Are dance moves protected by a patent or trademark in the United States?
Alfonso Ribeiro, most notably a star in The Fresh Prince of Bel Air, is suing the parent company to the popular video game, Fortnite, for using his legendary and signature "Carlton" dance move without permission.
Ribeiro's character Carlton Banks coined the now famous dance move, which first appears in Season 2 of the popular sitcom during the "Christmas Show" episode.
When it comes to the game Fortnite, the dance move in question can be activated by players when on the battlefield under the "Fresh" then "Emote" category, which gives you the opportunity to "express yourself on the battlefield."
“Fresh Prince” star Alfonso Ribeiro is suing the makers of two popular video games – Fortnite and NBA2K – because he claims the games used his signature “Carlton” dance moves without his permission. pic.twitter.com/U0oAMXKvBD— TODAY (@TODAYshow) December 18, 2018

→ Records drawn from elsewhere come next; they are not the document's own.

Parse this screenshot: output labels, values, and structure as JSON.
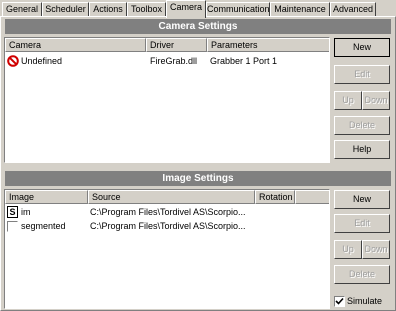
{
  "tabs": [
    "General",
    "Scheduler",
    "Actions",
    "Toolbox",
    "Camera",
    "Communication",
    "Maintenance",
    "Advanced"
  ],
  "active_tab": "Camera",
  "camera_settings": {
    "title": "Camera Settings",
    "columns": [
      "Camera",
      "Driver",
      "Parameters"
    ],
    "rows": [
      {
        "icon": "no-entry-icon",
        "camera": "Undefined",
        "driver": "FireGrab.dll",
        "parameters": "Grabber 1 Port 1"
      }
    ],
    "buttons": {
      "new": "New",
      "edit": "Edit",
      "up": "Up",
      "down": "Down",
      "delete": "Delete",
      "help": "Help"
    }
  },
  "image_settings": {
    "title": "Image Settings",
    "columns": [
      "Image",
      "Source",
      "Rotation"
    ],
    "rows": [
      {
        "marker": "S",
        "image": "im",
        "source": "C:\\Program Files\\Tordivel AS\\Scorpio...",
        "rotation": ""
      },
      {
        "marker": "",
        "image": "segmented",
        "source": "C:\\Program Files\\Tordivel AS\\Scorpio...",
        "rotation": ""
      }
    ],
    "buttons": {
      "new": "New",
      "edit": "Edit",
      "up": "Up",
      "down": "Down",
      "delete": "Delete"
    },
    "simulate": {
      "label": "Simulate",
      "checked": true
    }
  },
  "colors": {
    "face": "#d4d0c8",
    "header_band": "#808080",
    "no_entry_red": "#d00000"
  }
}
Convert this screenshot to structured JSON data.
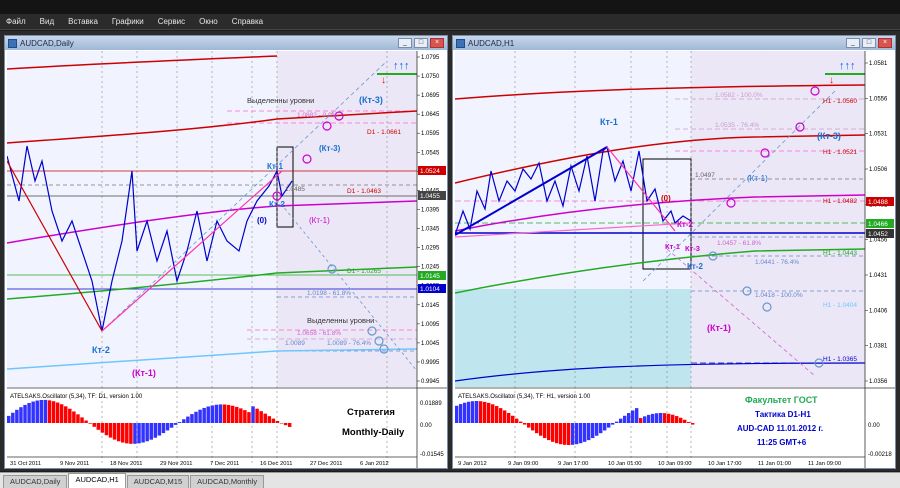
{
  "menu": [
    "Файл",
    "Вид",
    "Вставка",
    "Графики",
    "Сервис",
    "Окно",
    "Справка"
  ],
  "tabs": [
    {
      "label": "AUDCAD,Daily",
      "active": false
    },
    {
      "label": "AUDCAD,H1",
      "active": true
    },
    {
      "label": "AUDCAD,M15",
      "active": false
    },
    {
      "label": "AUDCAD,Monthly",
      "active": false
    }
  ],
  "window_buttons": {
    "minimize": "_",
    "maximize": "□",
    "close": "×"
  },
  "daily": {
    "title": "AUDCAD,Daily",
    "price_ticks": [
      "1.0795",
      "1.0750",
      "1.0695",
      "1.0645",
      "1.0595",
      "1.0545",
      "1.0495",
      "1.0445",
      "1.0395",
      "1.0345",
      "1.0295",
      "1.0245",
      "1.0195",
      "1.0145",
      "1.0095",
      "1.0045",
      "0.9995",
      "0.9945"
    ],
    "price_tags": {
      "red": "1.0524",
      "dark": "1.0455",
      "green": "1.0145",
      "blue": "1.0104"
    },
    "labels": {
      "vydelennye_top": "Выделенны уровни",
      "vydelennye_bottom": "Выделенны уровни",
      "kt3_a": "(Кт-3)",
      "kt3_b": "(Кт-3)",
      "kt1": "Кт-1",
      "kt2_right": "Кт-2",
      "kt1_paren": "(Кт-1)",
      "zero": "(0)",
      "kt2_left": "Кт-2",
      "kt1_bottom": "(Кт-1)"
    },
    "levels": {
      "d1_1": "D1 - 1.0661",
      "d1_2": "D1 - 1.0463",
      "d1_3": "D1 - 1.0265",
      "l1": "1.0485",
      "l2": "1.0198 - 61.8%",
      "l3": "1.0089",
      "l4": "1.0089 - 76.4%",
      "l5": "1.0882 - 0.0%",
      "l6": "1.0658 - 61.8%"
    },
    "osc": {
      "name": "ATELSAKS.Oscillator (5,34), TF: D1, version 1.00",
      "ticks": [
        "0.01889",
        "0.00",
        "-0.01545"
      ]
    },
    "strategy": {
      "line1": "Стратегия",
      "line2": "Monthly-Daily"
    },
    "dates": [
      "31 Oct 2011",
      "9 Nov 2011",
      "18 Nov 2011",
      "29 Nov 2011",
      "7 Dec 2011",
      "16 Dec 2011",
      "27 Dec 2011",
      "6 Jan 2012"
    ]
  },
  "h1": {
    "title": "AUDCAD,H1",
    "price_ticks": [
      "1.0581",
      "1.0556",
      "1.0531",
      "1.0506",
      "1.0481",
      "1.0456",
      "1.0431",
      "1.0406",
      "1.0381",
      "1.0356"
    ],
    "price_tags": {
      "red": "1.0488",
      "green": "1.0466",
      "dark": "1.0452"
    },
    "labels": {
      "kt1_top": "Кт-1",
      "kt3": "(Кт-3)",
      "kt1_paren": "(Кт-1)",
      "zero": "(0)",
      "kt2": "Кт-2",
      "kt1_small": "Кт-1",
      "kt3_small": "Кт-3",
      "kt2_low": "Кт-2",
      "kt1_bottom": "(Кт-1)"
    },
    "levels": {
      "h1_1": "H1 - 1.0560",
      "h1_2": "H1 - 1.0521",
      "h1_3": "H1 - 1.0482",
      "h1_4": "H1 - 1.0443",
      "h1_5": "H1 - 1.0404",
      "h1_6": "H1 - 1.0365",
      "l1": "1.0582 - 100.0%",
      "l2": "1.0535 - 76.4%",
      "l3": "1.0497",
      "l4": "1.0457 - 61.8%",
      "l5": "1.0441 - 76.4%",
      "l6": "1.0418 - 100.0%"
    },
    "osc": {
      "name": "ATELSAKS.Oscillator (5,34), TF: H1, version 1.00",
      "ticks": [
        "0.00",
        "-0.00218"
      ]
    },
    "info": {
      "line1": "Факультет ГОСТ",
      "line2": "Тактика  D1-H1",
      "line3": "AUD-CAD 11.01.2012 г.",
      "line4": "11:25   GMT+6"
    },
    "dates": [
      "9 Jan 2012",
      "9 Jan 09:00",
      "9 Jan 17:00",
      "10 Jan 01:00",
      "10 Jan 09:00",
      "10 Jan 17:00",
      "11 Jan 01:00",
      "11 Jan 09:00"
    ]
  },
  "colors": {
    "bg": "#ffffff",
    "price_line": "#0000cc",
    "support": "#ff00ff",
    "resistance": "#cc0000",
    "ma_green": "#22aa22",
    "ma_cyan": "#6ec6ff",
    "osc_red": "#ff0000",
    "osc_blue": "#3333ff"
  }
}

While you might not be able to file for a trademark with the United States Patent and Trademark Office (USPTO) on an actual dance move, you can protect the name of the dance with similar actions trademarked being "Tebowing" or "Kaepernicking."

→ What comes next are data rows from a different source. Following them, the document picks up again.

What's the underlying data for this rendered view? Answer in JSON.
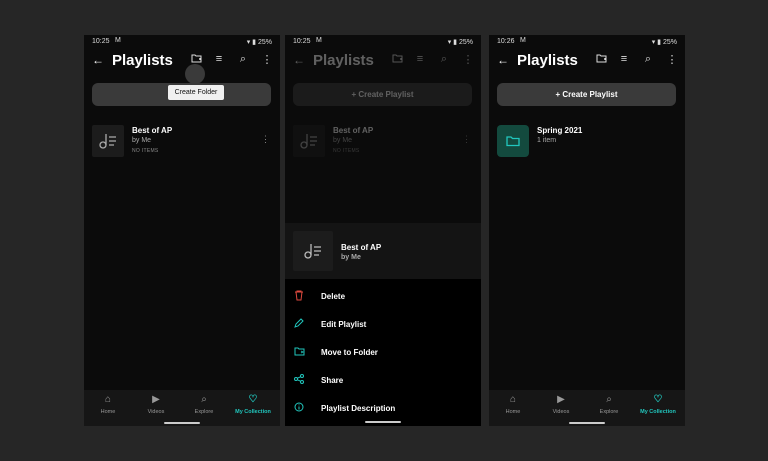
{
  "accent": "#21c7be",
  "delete_color": "#e04a3f",
  "screens": [
    {
      "status": {
        "time": "10:25",
        "mail": "M",
        "battery": "25%"
      }
    },
    {
      "status": {
        "time": "10:25",
        "mail": "M",
        "battery": "25%"
      }
    },
    {
      "status": {
        "time": "10:26",
        "mail": "M",
        "battery": "25%"
      }
    }
  ],
  "header": {
    "title": "Playlists",
    "back": "←",
    "more": "⋮"
  },
  "tooltip": "Create Folder",
  "create_button_partial": "+ C",
  "create_button": "+ Create Playlist",
  "playlist": {
    "name": "Best of AP",
    "owner": "by Me",
    "items": "NO ITEMS"
  },
  "folder": {
    "name": "Spring 2021",
    "count": "1 item"
  },
  "sheet": {
    "menu": [
      {
        "label": "Delete",
        "icon": "trash-icon"
      },
      {
        "label": "Edit Playlist",
        "icon": "pencil-icon"
      },
      {
        "label": "Move to Folder",
        "icon": "folder-move-icon"
      },
      {
        "label": "Share",
        "icon": "share-icon"
      },
      {
        "label": "Playlist Description",
        "icon": "info-icon"
      }
    ]
  },
  "nav": [
    {
      "label": "Home",
      "icon": "home-icon"
    },
    {
      "label": "Videos",
      "icon": "video-icon"
    },
    {
      "label": "Explore",
      "icon": "search-icon"
    },
    {
      "label": "My Collection",
      "icon": "heart-icon"
    }
  ]
}
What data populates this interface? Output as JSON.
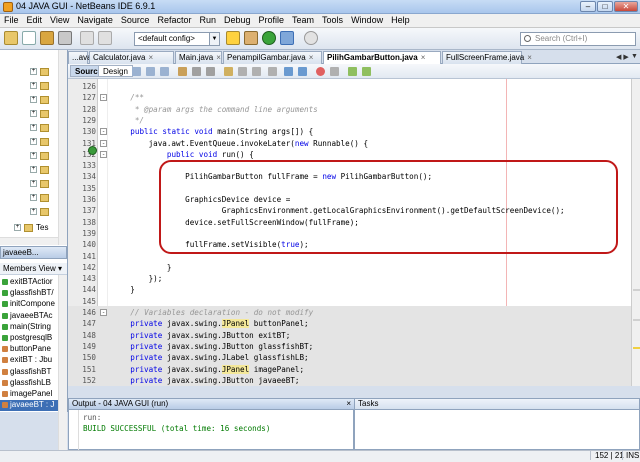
{
  "window": {
    "title": "04 JAVA GUI - NetBeans IDE 6.9.1"
  },
  "menu": [
    "File",
    "Edit",
    "View",
    "Navigate",
    "Source",
    "Refactor",
    "Run",
    "Debug",
    "Profile",
    "Team",
    "Tools",
    "Window",
    "Help"
  ],
  "toolbar": {
    "config": "<default config>",
    "search_placeholder": "Search (Ctrl+I)"
  },
  "project_tree": [
    "Tes"
  ],
  "members": {
    "header": "javaeeB...",
    "title": "Members View",
    "items": [
      "exitBTActior",
      "glassfishBT/",
      "initCompone",
      "javaeeBTAc",
      "main(String",
      "postgresqlB",
      "buttonPane",
      "exitBT : Jbu",
      "glassfishBT",
      "glassfishLB",
      "imagePanel",
      "javaeeBT : J"
    ],
    "selected": 11
  },
  "tabs": [
    {
      "label": "...ava"
    },
    {
      "label": "Calculator.java"
    },
    {
      "label": "Main.java"
    },
    {
      "label": "PenampilGambar.java"
    },
    {
      "label": "PilihGambarButton.java",
      "active": true
    },
    {
      "label": "FullScreenFrame.java"
    }
  ],
  "editor_modes": {
    "source": "Source",
    "design": "Design"
  },
  "code_lines": [
    {
      "n": "126",
      "t": ""
    },
    {
      "n": "127",
      "t": "    /**"
    },
    {
      "n": "128",
      "t": "     * @param args the command line arguments"
    },
    {
      "n": "129",
      "t": "     */"
    },
    {
      "n": "130",
      "t": "    public static void main(String args[]) {"
    },
    {
      "n": "131",
      "t": "        java.awt.EventQueue.invokeLater(new Runnable() {"
    },
    {
      "n": "132",
      "t": "            public void run() {"
    },
    {
      "n": "133",
      "t": ""
    },
    {
      "n": "134",
      "t": "                PilihGambarButton fullFrame = new PilihGambarButton();"
    },
    {
      "n": "135",
      "t": ""
    },
    {
      "n": "136",
      "t": "                GraphicsDevice device ="
    },
    {
      "n": "137",
      "t": "                        GraphicsEnvironment.getLocalGraphicsEnvironment().getDefaultScreenDevice();"
    },
    {
      "n": "138",
      "t": "                device.setFullScreenWindow(fullFrame);"
    },
    {
      "n": "139",
      "t": ""
    },
    {
      "n": "140",
      "t": "                fullFrame.setVisible(true);"
    },
    {
      "n": "141",
      "t": ""
    },
    {
      "n": "142",
      "t": "            }"
    },
    {
      "n": "143",
      "t": "        });"
    },
    {
      "n": "144",
      "t": "    }"
    },
    {
      "n": "145",
      "t": ""
    },
    {
      "n": "146",
      "t": "    // Variables declaration - do not modify"
    },
    {
      "n": "147",
      "t": "    private javax.swing.JPanel buttonPanel;"
    },
    {
      "n": "148",
      "t": "    private javax.swing.JButton exitBT;"
    },
    {
      "n": "149",
      "t": "    private javax.swing.JButton glassfishBT;"
    },
    {
      "n": "150",
      "t": "    private javax.swing.JLabel glassfishLB;"
    },
    {
      "n": "151",
      "t": "    private javax.swing.JPanel imagePanel;"
    },
    {
      "n": "152",
      "t": "    private javax.swing.JButton javaeeBT;"
    }
  ],
  "output": {
    "title": "Output - 04 JAVA GUI (run)",
    "lines": [
      "run:",
      "BUILD SUCCESSFUL (total time: 16 seconds)"
    ]
  },
  "tasks": {
    "title": "Tasks"
  },
  "status": {
    "position": "152 | 21",
    "mode": "INS"
  },
  "colors": {
    "keyword": "#0000e6",
    "comment": "#969696",
    "success": "#007a00",
    "highlight_box": "#c01818"
  }
}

In the docs, obtained by TMZ, Alfonso says that Fortnite released a new dance that its characters can perform called the "Fresh emote," which came out on Jan 2, 2018 ... and it's a carbon copy of what he claims he came up with on the '90s sitcom.
He also claims he's in the middle of copyrighting the Carlton dance.
The lawsuit is almost identical to the one filed by 2 Milly earlier this month for jacking his "Milly Rock" dance.
Alfonso's attorney, David Hecht of Pierce Bainbridge Beck Price & Hecht LLP, tells us, "It is widely recognized that Mr. Ribeiro’s likeness and intellectual property have been misappropriated by Epic Games in the most popular video game currently in the world, Fortnite."
He continues, "Epic has earned record profits off of downloadable content in the game, including emotes like “Fresh.” Yet Epic has failed to compensate or even ask permission from Mr. Ribeiro for the use of his likeness and iconic intellectual property."
Townhall has reached out to Epic Games for comment. This story will be updated if one is received.